When we listen attentively to the sermons of Jesus in the Gospels, we often encounter very clear language.
Nowadays, however, the preaching is often “insipid” and lacks that “salt”. It is believed that you have to adapt to the mentality of the people and that you cannot say anything that might challenge them. In the sermons there is hardly a call for conversion and a change of life, and not infrequently they are human reflections on life in general.
Jesus’ words, clear as they were, did not deter people. On the contrary, we know that “the great crowd listened to Him with delight” (Mk 12:37b). This delight in listening to Him came from the truth He preached to them. One is pleased to hear the truth in a preaching, and the invitation to conversion is also accepted.
In today’s Gospel, Jesus presents us with two opposing examples: a good example and a bad example. On the one hand, there are the scribes, who were often the object of the Lord’s criticism. Above all, He reproached them for abusing the religious and social position they enjoyed among the people, whom they often misled. Unfortunately, they abused their religious position for their own interests, thus deceiving God, themselves and others. Through the gospels, we learn about the wickedness of some of them, who dared to persecute Jesus and use everything against Him.

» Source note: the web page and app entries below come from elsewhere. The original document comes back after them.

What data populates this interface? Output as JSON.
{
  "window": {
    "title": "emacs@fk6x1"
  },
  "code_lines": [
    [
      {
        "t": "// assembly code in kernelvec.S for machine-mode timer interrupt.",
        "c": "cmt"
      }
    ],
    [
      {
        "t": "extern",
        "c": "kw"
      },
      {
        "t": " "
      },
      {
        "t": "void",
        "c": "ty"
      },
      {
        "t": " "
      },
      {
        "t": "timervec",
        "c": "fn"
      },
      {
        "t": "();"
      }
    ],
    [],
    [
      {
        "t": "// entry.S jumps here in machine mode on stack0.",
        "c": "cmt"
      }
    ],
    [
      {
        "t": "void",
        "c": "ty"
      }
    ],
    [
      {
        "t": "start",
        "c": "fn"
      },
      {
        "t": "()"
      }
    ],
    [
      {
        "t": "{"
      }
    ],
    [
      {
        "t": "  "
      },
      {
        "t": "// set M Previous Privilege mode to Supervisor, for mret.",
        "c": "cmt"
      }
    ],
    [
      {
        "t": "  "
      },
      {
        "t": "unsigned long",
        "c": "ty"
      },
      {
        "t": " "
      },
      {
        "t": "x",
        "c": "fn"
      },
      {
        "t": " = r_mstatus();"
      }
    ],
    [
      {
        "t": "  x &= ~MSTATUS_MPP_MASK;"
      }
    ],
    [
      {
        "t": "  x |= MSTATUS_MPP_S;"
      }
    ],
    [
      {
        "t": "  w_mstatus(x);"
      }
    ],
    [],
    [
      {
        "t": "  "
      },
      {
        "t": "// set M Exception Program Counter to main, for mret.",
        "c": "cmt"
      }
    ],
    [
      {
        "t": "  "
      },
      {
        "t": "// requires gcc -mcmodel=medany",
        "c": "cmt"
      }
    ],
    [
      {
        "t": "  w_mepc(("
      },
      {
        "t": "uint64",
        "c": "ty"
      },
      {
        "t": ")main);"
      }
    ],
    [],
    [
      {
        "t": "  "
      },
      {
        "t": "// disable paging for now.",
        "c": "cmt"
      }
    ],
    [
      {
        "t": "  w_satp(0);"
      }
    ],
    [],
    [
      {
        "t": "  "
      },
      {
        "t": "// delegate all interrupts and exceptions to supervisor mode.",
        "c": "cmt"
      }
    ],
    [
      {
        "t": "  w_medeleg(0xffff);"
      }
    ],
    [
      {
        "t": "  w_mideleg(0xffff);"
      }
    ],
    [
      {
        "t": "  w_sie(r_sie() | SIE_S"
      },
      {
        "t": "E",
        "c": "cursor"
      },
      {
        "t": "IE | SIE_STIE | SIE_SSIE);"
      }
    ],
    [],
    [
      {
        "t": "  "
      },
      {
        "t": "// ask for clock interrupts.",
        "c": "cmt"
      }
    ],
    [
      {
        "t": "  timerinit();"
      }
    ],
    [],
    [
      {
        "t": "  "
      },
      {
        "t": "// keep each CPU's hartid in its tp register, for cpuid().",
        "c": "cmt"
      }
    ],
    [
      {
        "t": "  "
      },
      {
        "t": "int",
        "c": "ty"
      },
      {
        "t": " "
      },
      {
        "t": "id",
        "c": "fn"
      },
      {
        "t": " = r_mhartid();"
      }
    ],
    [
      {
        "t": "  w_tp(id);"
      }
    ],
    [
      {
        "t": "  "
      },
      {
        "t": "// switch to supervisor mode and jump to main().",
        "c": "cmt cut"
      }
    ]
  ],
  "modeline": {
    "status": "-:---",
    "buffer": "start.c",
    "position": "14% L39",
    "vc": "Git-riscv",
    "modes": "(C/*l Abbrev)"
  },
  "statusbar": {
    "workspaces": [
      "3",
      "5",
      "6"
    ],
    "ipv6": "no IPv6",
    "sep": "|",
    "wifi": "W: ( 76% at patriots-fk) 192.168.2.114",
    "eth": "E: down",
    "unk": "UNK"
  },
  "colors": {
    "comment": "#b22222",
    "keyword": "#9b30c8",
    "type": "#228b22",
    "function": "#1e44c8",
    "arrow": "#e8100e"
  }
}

As an antithesis, Jesus gives us the example of the widow. A woman in secret… Widows could have a difficult life in the Israel of that time. They did not enjoy a privileged position among the people, and those who did had a privileged position did not take advantage of it to help these women. On the contrary. However, in the example that Jesus points out to us, we find a soul full of love, totally devoted to God.
What a contrast Jesus makes us see with these examples! Those who were called to be witnesses and models for the people, abused their position and deprived women like that widow, who were already poor enough, of their possessions.

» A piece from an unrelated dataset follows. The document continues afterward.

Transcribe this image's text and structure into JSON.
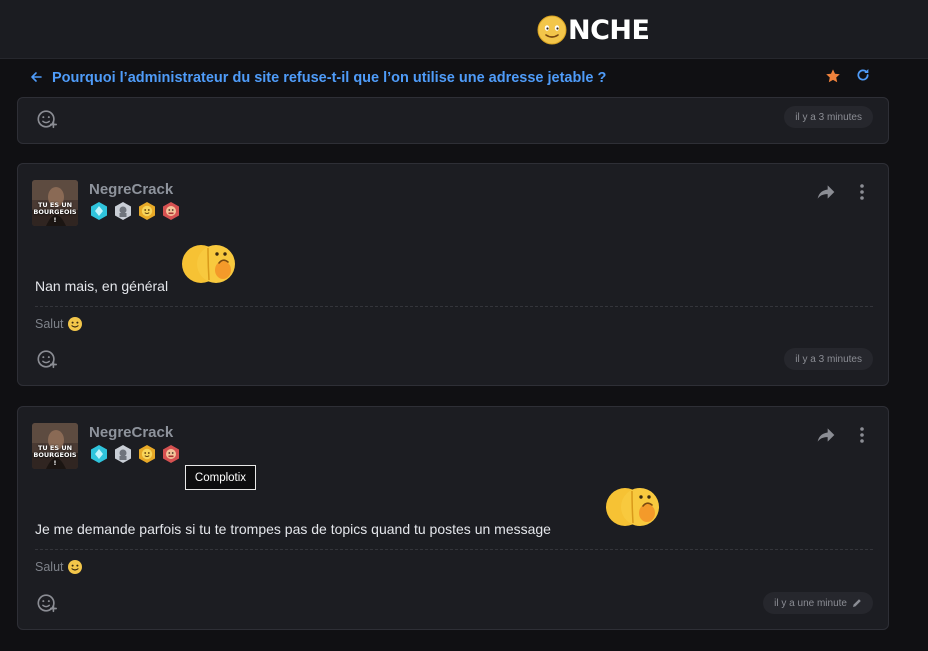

This widow, who was poor and gave everything, gives away the last of her possessions; and Jesus takes her as a model for all times. To this day, her example influences us.
But Jesus does not simply want to tell us a story, but warns us and instructs us. God is severe with those who act against Him and against people! For those “who devour the property of widows and for show offer long prayers. The more severe will be the sentence they receive”, the Lord says.
Such words of Jesus are always an exhortation to examine our own lives. Where do we still have the attitude of those scribes? It does not have to be as drastic as in the cases Jesus shows us. But we can make a very subtle examination of conscience, and ask the Holy Spirit to help us to know our hearts better, to discover the “scribe” that may still exist in us and to overcome it.
The widow’s example, on the other hand, is a challenge of love. We can never love enough and we can always grow in love. The widow’s example challenges us! She gave everything, and not of what she had in overabundance – she gave everything she had!
We can ask ourselves: do we give everything, or only something of ourselves? Do we give ourselves, or do we set limits?
It is also part of Jesus’ proclamation to show us the bad examples, to warn us and show us the consequences; just as, on the other hand, He highlights the good examples to invite us to do good and to let ourselves be attracted by the inner beauty of truth.
Harpa Dei accompanies the daily scriptural interpretation or spiritual teaching of Br. Elija, their spiritual father. These meditations can be heard on the following website www.en.elijamission.net